▶ [Given information]

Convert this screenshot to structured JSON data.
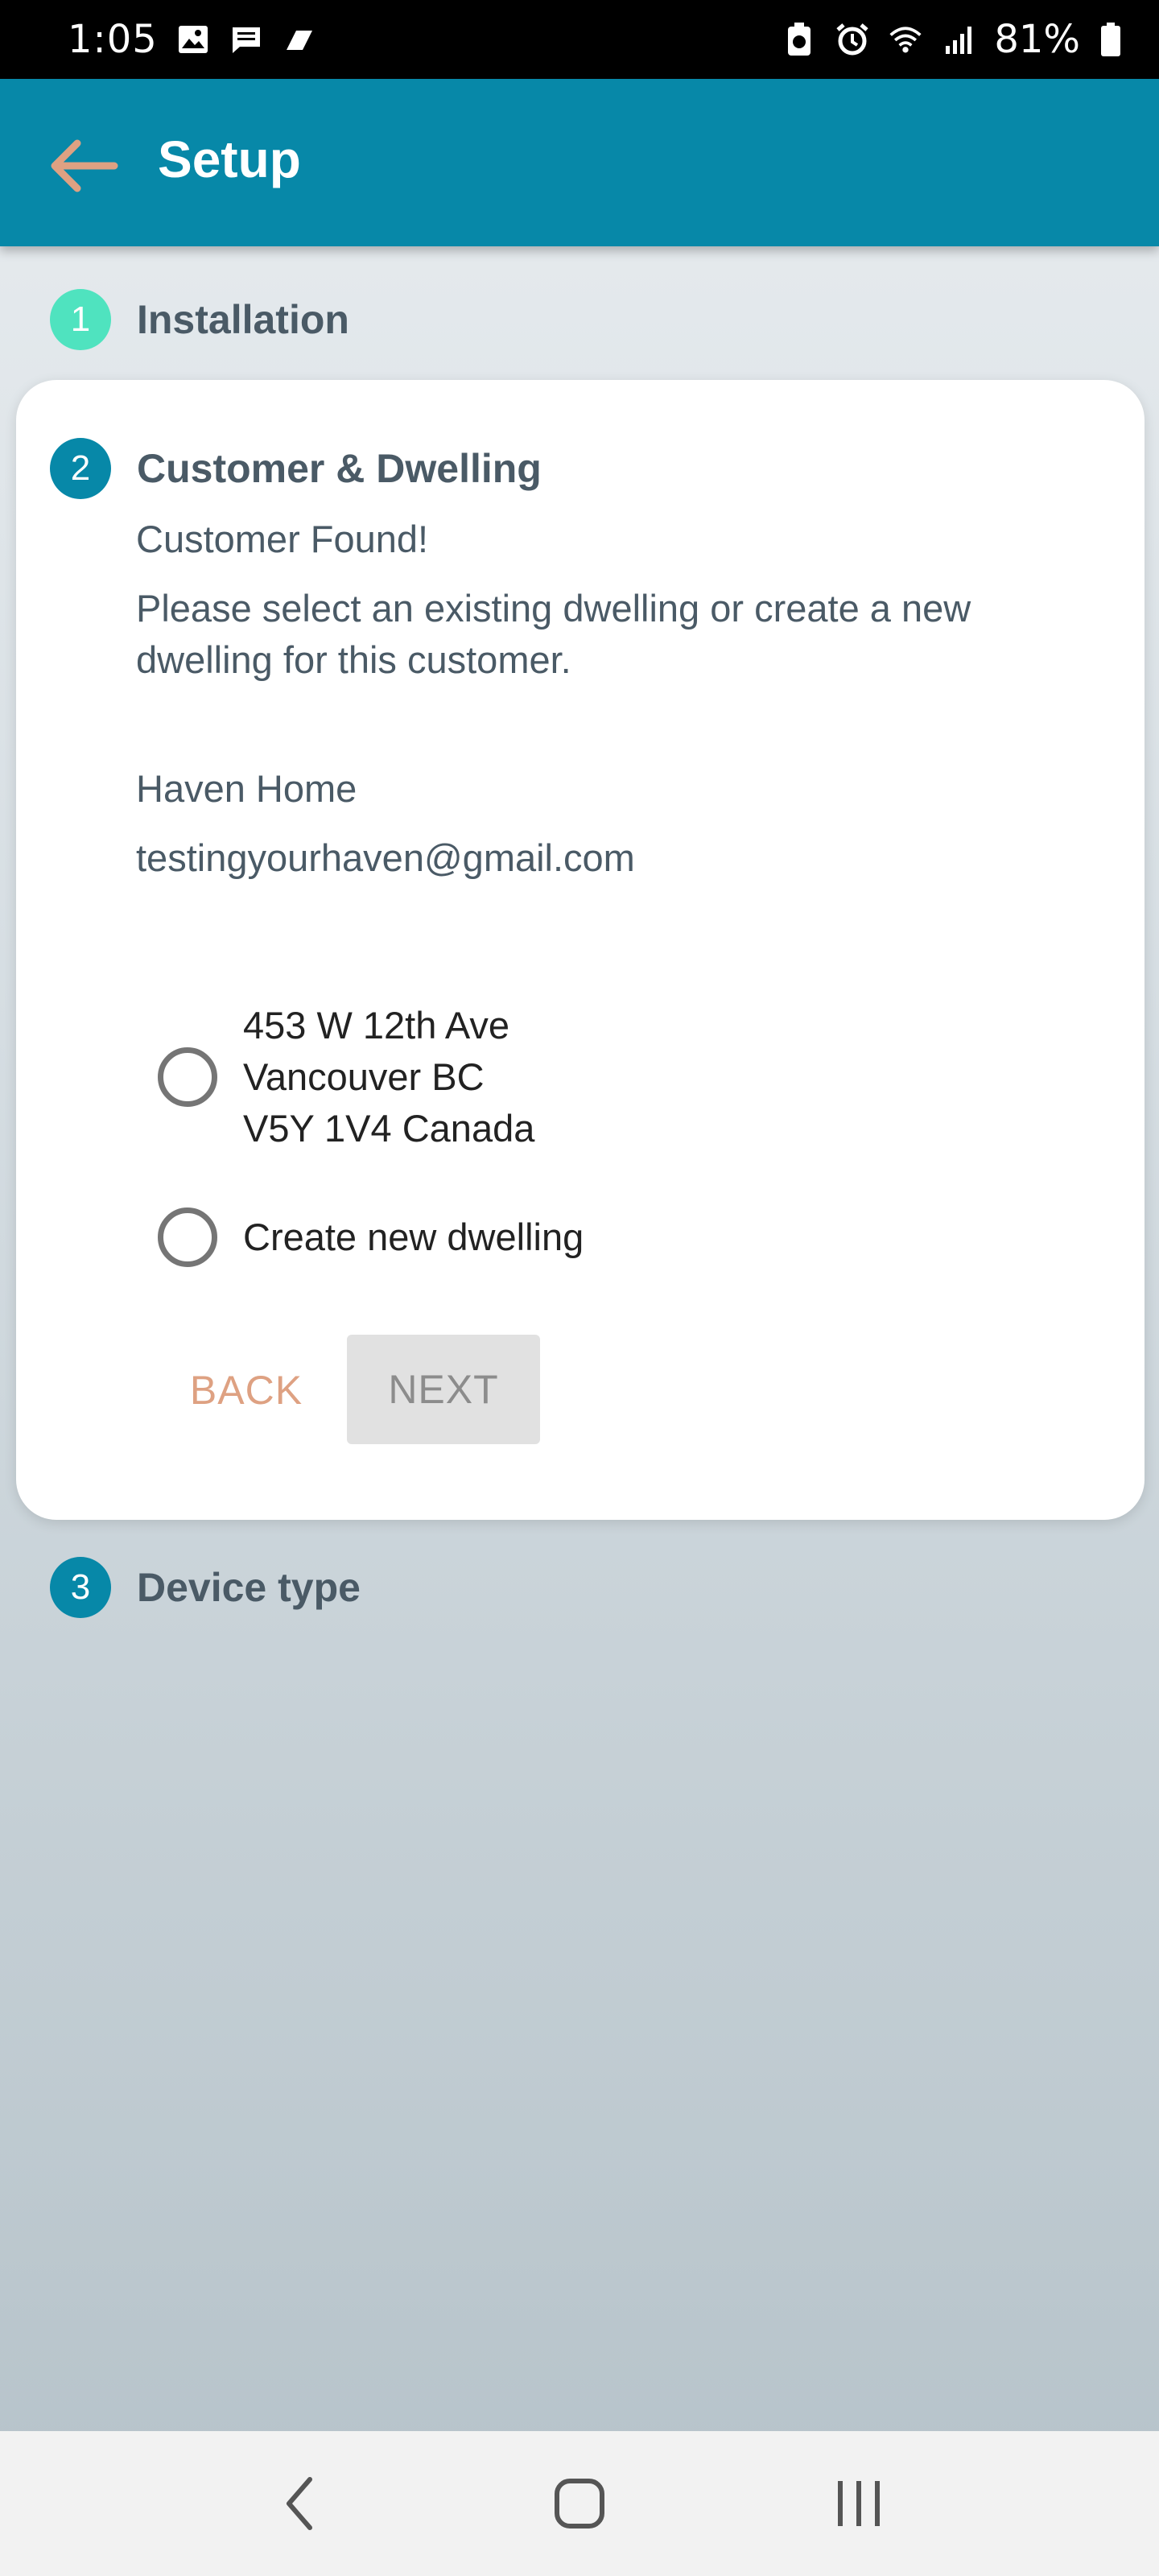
{
  "status_bar": {
    "time": "1:05",
    "battery_percent": "81%",
    "icons_left": [
      "image-icon",
      "message-icon",
      "flag-icon"
    ],
    "icons_right": [
      "battery-saver-icon",
      "alarm-icon",
      "wifi-icon",
      "signal-icon",
      "battery-icon"
    ]
  },
  "app_bar": {
    "title": "Setup",
    "background_color": "#0788a8",
    "back_arrow_color": "#dea182"
  },
  "steps": [
    {
      "number": "1",
      "label": "Installation",
      "state": "completed"
    },
    {
      "number": "2",
      "label": "Customer & Dwelling",
      "state": "active"
    },
    {
      "number": "3",
      "label": "Device type",
      "state": "pending"
    }
  ],
  "customer_step": {
    "heading": "Customer Found!",
    "instruction": "Please select an existing dwelling or create a new dwelling for this customer.",
    "customer_name": "Haven Home",
    "customer_email": "testingyourhaven@gmail.com",
    "dwelling_options": [
      {
        "address_lines": [
          "453 W 12th Ave",
          "Vancouver BC",
          "V5Y 1V4 Canada"
        ],
        "selected": false
      },
      {
        "label": "Create new dwelling",
        "selected": false
      }
    ],
    "back_label": "BACK",
    "next_label": "NEXT",
    "next_enabled": false
  },
  "colors": {
    "accent": "#0788a8",
    "completed_step": "#4fe3bf",
    "back_button": "#dea182"
  },
  "nav_bar": {
    "buttons": [
      "back-nav-icon",
      "home-nav-icon",
      "recents-nav-icon"
    ]
  }
}
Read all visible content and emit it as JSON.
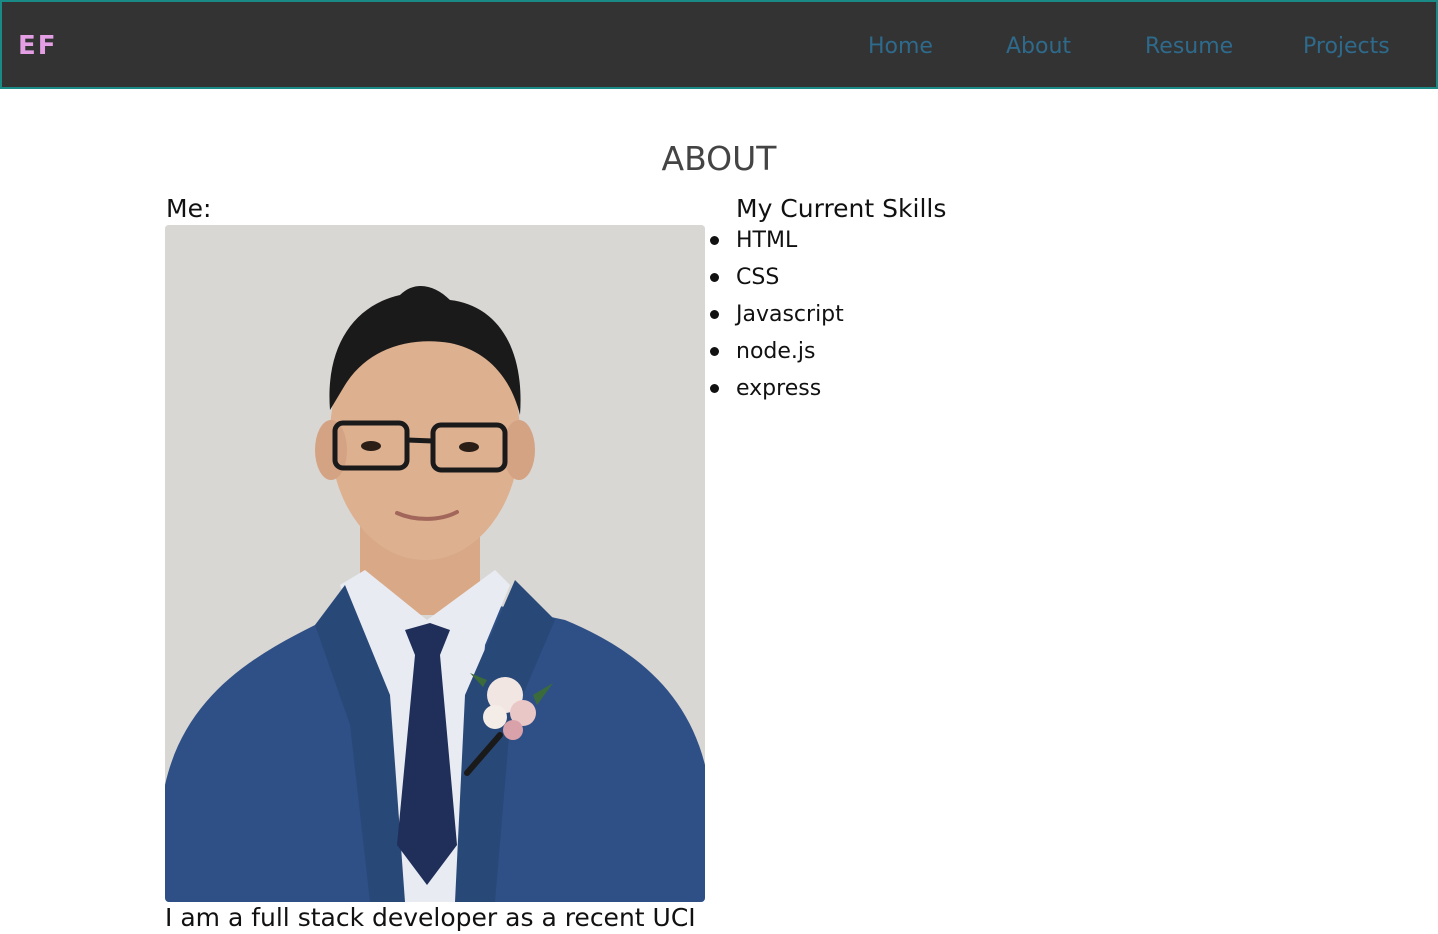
{
  "navbar": {
    "brand": "EF",
    "links": [
      "Home",
      "About",
      "Resume",
      "Projects"
    ]
  },
  "about": {
    "title": "ABOUT",
    "me_label": "Me:",
    "bio_partial": "I am a full stack developer as a recent UCI"
  },
  "skills": {
    "title": "My Current Skills",
    "items": [
      "HTML",
      "CSS",
      "Javascript",
      "node.js",
      "express"
    ]
  },
  "colors": {
    "navbar_bg": "#333333",
    "navbar_border": "#1a8a87",
    "brand": "#e39ee4",
    "nav_link": "#2e6a8c"
  }
}
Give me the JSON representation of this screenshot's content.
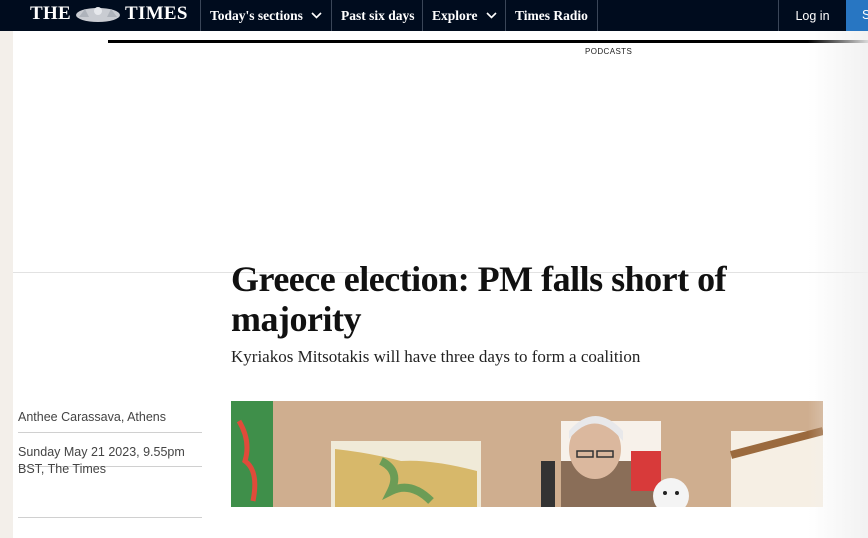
{
  "nav": {
    "logo": {
      "left": "THE",
      "right": "TIMES"
    },
    "items": [
      {
        "label": "Today's sections",
        "has_dropdown": true
      },
      {
        "label": "Past six days",
        "has_dropdown": false
      },
      {
        "label": "Explore",
        "has_dropdown": true
      },
      {
        "label": "Times Radio",
        "has_dropdown": false
      }
    ],
    "login_label": "Log in",
    "subscribe_label": "S"
  },
  "ad": {
    "label": "PODCASTS"
  },
  "article": {
    "headline": "Greece election: PM falls short of majority",
    "standfirst": "Kyriakos Mitsotakis will have three days to form a coalition",
    "author": "Anthee Carassava, Athens",
    "date": "Sunday May 21 2023, 9.55pm BST, The Times"
  },
  "colors": {
    "nav_bg": "#000c1e",
    "subscribe_bg": "#2876c2",
    "page_bg": "#ffffff",
    "outer_bg": "#f3efea"
  }
}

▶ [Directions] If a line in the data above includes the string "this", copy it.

▶ [Written reply]
Convert this screenshot to structured JSON data.
    "instruction": "Please select an existing dwelling or create a new dwelling for this customer.",
Give me the JSON representation of this screenshot's content.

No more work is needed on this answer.